--- DATA PROVIDED ---
Start of Block
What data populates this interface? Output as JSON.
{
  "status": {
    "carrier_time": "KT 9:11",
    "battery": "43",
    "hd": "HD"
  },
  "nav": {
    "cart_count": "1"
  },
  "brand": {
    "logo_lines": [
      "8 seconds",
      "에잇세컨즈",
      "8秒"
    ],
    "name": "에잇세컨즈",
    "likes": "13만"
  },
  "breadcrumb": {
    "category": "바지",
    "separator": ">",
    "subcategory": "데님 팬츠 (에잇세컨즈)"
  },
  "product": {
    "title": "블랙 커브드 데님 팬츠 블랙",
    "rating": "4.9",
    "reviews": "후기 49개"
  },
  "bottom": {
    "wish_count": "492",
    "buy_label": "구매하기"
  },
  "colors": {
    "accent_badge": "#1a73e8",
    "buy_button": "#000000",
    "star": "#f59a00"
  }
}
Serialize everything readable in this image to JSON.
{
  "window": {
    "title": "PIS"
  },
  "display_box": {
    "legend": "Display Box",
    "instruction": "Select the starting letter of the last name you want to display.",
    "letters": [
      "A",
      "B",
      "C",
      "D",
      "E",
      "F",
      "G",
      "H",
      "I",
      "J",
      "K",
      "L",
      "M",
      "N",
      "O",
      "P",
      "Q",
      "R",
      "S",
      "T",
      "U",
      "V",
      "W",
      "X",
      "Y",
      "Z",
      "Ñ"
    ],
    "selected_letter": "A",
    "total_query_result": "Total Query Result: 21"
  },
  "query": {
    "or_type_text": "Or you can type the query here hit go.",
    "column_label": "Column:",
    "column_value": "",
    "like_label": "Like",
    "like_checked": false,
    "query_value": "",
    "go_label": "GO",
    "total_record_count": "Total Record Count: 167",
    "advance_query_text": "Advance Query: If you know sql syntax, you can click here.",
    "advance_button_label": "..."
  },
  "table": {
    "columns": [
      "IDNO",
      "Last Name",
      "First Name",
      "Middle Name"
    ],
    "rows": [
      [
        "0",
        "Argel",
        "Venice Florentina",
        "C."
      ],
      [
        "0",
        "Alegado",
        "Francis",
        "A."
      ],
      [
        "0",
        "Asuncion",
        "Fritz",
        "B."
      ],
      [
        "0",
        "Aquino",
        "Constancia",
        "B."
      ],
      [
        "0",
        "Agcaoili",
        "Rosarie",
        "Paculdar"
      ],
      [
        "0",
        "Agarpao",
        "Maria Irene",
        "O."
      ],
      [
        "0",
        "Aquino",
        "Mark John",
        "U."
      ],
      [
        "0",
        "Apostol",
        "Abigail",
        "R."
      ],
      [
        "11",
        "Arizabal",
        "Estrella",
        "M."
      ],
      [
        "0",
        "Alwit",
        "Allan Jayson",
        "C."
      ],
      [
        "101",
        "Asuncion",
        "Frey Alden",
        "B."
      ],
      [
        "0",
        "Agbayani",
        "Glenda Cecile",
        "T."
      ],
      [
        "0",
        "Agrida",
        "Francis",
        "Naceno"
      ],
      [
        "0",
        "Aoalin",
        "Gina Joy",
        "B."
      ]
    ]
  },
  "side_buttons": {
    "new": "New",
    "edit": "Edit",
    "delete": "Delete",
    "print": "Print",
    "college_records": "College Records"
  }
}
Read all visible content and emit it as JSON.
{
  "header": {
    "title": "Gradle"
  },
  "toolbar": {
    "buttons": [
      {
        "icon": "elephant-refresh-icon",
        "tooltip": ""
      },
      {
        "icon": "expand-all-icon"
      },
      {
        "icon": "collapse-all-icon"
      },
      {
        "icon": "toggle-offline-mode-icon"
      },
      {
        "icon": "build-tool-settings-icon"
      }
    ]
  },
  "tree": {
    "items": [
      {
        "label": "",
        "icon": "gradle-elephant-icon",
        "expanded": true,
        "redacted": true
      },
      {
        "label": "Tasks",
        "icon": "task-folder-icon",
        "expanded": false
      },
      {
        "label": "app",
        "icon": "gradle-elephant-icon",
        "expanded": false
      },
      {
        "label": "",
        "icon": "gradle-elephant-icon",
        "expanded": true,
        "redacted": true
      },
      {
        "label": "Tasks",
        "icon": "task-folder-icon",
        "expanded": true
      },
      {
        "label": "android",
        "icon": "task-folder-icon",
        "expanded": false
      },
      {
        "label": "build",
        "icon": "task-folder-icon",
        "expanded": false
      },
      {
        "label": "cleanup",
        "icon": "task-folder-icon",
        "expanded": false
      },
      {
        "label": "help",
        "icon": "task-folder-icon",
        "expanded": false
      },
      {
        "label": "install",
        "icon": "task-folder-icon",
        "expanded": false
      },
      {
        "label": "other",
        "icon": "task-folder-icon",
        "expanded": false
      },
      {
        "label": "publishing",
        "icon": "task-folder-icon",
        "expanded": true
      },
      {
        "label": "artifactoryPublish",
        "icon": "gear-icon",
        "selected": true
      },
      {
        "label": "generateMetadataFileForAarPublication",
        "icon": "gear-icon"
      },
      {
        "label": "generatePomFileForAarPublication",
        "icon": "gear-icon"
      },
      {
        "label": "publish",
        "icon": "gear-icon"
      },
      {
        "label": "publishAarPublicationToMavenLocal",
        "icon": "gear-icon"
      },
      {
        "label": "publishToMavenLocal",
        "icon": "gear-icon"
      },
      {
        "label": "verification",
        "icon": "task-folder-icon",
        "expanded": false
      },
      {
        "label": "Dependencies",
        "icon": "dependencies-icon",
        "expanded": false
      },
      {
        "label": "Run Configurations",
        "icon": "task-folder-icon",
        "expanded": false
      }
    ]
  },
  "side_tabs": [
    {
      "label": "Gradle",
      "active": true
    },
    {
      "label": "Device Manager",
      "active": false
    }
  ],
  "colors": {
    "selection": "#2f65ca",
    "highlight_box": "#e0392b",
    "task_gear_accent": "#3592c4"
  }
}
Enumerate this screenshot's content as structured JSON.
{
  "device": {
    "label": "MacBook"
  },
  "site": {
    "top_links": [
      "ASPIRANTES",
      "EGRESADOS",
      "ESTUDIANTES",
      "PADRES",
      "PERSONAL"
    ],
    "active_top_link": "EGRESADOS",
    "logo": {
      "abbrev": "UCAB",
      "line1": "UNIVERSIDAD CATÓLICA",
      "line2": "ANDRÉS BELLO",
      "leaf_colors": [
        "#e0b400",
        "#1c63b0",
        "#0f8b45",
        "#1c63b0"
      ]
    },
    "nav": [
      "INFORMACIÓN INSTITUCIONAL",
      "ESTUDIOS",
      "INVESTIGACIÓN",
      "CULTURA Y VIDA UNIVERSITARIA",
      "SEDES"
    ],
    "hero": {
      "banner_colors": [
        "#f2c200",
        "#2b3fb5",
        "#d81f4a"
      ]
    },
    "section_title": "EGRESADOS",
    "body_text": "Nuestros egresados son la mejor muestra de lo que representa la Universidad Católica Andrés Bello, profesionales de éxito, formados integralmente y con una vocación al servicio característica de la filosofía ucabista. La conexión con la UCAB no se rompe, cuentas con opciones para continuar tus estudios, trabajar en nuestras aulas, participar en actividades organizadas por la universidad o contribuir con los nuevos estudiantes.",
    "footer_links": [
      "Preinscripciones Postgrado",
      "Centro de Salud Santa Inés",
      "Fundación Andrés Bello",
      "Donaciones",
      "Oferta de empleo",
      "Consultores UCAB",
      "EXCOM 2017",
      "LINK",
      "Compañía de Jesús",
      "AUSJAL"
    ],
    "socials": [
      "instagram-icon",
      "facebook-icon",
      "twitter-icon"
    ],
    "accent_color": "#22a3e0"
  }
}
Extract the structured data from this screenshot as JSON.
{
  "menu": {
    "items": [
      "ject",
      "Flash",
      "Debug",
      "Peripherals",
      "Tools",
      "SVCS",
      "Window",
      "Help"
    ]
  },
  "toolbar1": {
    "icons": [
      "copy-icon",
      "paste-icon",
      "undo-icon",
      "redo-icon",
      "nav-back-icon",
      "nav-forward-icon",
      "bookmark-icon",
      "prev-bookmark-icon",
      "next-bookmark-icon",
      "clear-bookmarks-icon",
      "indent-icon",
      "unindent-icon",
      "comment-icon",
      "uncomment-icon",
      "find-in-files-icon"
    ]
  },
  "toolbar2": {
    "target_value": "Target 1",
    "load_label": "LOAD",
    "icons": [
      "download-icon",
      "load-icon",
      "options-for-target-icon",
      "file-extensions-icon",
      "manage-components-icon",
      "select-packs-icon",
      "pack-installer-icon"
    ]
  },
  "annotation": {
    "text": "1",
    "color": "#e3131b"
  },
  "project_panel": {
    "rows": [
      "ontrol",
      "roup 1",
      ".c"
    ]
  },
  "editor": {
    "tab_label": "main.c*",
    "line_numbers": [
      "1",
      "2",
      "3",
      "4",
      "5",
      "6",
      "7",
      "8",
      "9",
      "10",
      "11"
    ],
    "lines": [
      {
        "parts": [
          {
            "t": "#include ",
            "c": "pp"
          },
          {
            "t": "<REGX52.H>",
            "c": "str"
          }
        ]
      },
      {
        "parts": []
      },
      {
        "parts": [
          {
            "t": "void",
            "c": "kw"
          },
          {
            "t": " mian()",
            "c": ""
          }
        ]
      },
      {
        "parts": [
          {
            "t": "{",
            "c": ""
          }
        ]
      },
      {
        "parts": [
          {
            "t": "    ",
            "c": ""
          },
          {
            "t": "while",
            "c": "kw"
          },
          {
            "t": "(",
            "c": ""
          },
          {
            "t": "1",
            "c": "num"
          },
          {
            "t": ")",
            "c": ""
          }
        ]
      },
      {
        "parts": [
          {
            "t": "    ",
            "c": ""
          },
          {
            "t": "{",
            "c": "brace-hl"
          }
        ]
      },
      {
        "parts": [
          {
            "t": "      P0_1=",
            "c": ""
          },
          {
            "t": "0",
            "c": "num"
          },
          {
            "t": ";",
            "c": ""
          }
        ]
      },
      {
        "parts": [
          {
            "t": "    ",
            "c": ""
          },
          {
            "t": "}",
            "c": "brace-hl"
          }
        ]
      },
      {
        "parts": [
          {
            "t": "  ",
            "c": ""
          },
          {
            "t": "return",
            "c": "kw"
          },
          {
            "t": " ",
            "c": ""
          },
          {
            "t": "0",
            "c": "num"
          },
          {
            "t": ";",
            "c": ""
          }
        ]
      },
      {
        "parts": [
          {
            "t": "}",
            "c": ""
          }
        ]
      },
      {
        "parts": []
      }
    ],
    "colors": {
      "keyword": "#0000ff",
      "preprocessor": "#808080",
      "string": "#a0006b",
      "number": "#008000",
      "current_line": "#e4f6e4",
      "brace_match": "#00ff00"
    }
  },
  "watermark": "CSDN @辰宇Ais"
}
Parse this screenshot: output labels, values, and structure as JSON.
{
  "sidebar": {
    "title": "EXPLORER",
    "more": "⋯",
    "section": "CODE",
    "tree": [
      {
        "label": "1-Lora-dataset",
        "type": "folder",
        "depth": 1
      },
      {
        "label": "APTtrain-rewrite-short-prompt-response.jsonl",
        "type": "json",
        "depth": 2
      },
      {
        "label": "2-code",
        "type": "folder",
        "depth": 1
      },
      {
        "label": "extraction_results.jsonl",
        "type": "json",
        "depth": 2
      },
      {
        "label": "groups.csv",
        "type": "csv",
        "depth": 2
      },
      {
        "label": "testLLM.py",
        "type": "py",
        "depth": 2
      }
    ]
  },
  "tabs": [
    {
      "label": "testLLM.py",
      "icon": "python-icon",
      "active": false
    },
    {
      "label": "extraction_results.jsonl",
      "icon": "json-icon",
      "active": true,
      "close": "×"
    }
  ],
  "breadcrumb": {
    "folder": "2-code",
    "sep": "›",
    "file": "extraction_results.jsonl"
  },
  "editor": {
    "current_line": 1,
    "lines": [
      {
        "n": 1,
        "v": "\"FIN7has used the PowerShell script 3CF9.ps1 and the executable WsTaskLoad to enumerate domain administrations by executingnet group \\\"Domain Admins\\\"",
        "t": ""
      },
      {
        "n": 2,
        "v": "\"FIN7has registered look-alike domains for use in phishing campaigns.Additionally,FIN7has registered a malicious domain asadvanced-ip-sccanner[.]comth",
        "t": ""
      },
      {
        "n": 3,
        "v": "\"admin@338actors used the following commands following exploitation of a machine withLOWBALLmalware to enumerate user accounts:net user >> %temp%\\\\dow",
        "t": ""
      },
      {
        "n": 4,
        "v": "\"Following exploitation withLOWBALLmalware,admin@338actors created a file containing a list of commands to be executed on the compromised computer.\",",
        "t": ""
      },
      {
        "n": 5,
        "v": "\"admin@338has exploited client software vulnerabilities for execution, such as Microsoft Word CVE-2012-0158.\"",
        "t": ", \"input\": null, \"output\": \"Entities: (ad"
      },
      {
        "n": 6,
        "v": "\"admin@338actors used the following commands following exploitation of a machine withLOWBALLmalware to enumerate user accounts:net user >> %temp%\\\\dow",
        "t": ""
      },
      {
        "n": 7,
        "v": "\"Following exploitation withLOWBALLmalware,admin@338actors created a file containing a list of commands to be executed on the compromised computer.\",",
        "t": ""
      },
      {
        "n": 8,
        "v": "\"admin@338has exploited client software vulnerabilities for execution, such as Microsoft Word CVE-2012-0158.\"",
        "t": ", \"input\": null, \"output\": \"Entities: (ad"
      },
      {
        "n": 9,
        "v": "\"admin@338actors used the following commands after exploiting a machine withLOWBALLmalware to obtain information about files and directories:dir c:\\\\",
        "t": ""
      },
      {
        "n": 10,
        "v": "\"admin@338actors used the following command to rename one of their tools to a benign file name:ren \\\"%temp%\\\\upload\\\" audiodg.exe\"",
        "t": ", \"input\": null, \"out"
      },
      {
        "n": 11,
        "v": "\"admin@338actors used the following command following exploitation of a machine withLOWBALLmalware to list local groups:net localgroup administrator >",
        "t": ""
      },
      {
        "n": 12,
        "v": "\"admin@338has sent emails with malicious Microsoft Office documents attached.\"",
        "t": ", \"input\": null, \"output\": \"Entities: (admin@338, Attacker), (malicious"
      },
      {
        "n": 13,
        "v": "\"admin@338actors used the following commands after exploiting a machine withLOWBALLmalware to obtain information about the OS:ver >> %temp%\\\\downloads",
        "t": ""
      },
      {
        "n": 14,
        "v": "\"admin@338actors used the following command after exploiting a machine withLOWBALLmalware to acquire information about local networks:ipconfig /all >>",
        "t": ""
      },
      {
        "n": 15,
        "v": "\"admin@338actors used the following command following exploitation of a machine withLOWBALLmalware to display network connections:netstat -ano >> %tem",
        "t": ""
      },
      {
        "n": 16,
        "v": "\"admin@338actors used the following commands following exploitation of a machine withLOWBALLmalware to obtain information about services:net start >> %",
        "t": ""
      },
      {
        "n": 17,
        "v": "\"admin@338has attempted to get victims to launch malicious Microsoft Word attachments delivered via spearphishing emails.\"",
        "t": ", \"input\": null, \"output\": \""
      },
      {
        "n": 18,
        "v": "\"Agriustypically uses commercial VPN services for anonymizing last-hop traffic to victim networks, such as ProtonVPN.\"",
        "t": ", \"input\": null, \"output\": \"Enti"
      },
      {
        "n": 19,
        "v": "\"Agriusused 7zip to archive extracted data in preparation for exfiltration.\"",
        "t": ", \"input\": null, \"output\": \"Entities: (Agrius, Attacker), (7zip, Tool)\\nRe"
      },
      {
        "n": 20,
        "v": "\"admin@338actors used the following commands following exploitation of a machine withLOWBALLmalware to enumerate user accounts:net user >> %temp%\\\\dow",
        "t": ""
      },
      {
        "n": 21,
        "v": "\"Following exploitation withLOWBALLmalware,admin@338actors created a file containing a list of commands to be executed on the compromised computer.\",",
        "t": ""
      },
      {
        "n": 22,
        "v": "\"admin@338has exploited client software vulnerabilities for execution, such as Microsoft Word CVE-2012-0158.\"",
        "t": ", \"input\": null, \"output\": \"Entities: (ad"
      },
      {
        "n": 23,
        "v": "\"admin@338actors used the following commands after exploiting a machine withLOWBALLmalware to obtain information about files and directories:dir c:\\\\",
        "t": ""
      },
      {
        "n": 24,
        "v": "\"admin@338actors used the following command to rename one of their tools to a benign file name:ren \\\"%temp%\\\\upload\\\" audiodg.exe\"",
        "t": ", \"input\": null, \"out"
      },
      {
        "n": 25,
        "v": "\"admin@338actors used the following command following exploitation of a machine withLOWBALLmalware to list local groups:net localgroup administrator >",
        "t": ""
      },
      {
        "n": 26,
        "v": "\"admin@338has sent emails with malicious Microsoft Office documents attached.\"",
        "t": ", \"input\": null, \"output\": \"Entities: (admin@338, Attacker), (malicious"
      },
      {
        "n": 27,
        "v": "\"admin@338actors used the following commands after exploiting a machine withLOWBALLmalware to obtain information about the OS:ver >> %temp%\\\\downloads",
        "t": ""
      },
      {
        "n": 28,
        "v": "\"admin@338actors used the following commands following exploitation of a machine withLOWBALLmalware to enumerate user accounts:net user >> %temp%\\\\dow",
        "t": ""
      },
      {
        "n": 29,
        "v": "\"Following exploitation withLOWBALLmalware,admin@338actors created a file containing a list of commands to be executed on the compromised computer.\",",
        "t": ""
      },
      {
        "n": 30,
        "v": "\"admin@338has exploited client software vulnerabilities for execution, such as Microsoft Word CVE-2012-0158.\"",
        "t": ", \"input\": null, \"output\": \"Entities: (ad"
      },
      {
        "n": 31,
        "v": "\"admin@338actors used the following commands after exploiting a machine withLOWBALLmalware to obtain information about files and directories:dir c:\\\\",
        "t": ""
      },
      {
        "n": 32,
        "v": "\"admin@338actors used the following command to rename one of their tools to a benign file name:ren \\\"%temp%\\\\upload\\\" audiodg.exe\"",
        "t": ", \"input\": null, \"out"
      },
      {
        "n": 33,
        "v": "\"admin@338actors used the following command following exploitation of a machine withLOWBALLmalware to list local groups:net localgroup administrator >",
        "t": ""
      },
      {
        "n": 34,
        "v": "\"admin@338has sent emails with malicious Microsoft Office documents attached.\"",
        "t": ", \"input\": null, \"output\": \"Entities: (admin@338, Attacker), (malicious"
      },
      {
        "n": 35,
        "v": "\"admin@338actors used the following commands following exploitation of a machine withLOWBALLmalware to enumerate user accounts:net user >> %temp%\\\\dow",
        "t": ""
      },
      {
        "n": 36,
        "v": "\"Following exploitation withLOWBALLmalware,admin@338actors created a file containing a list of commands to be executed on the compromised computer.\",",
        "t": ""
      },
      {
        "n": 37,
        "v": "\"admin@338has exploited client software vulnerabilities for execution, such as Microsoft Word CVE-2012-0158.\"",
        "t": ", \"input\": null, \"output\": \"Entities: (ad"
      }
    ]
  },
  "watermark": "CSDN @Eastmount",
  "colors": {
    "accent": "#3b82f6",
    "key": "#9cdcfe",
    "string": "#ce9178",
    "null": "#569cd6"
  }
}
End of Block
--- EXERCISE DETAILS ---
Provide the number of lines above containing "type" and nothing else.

--- YOUR SOLUTION ---
7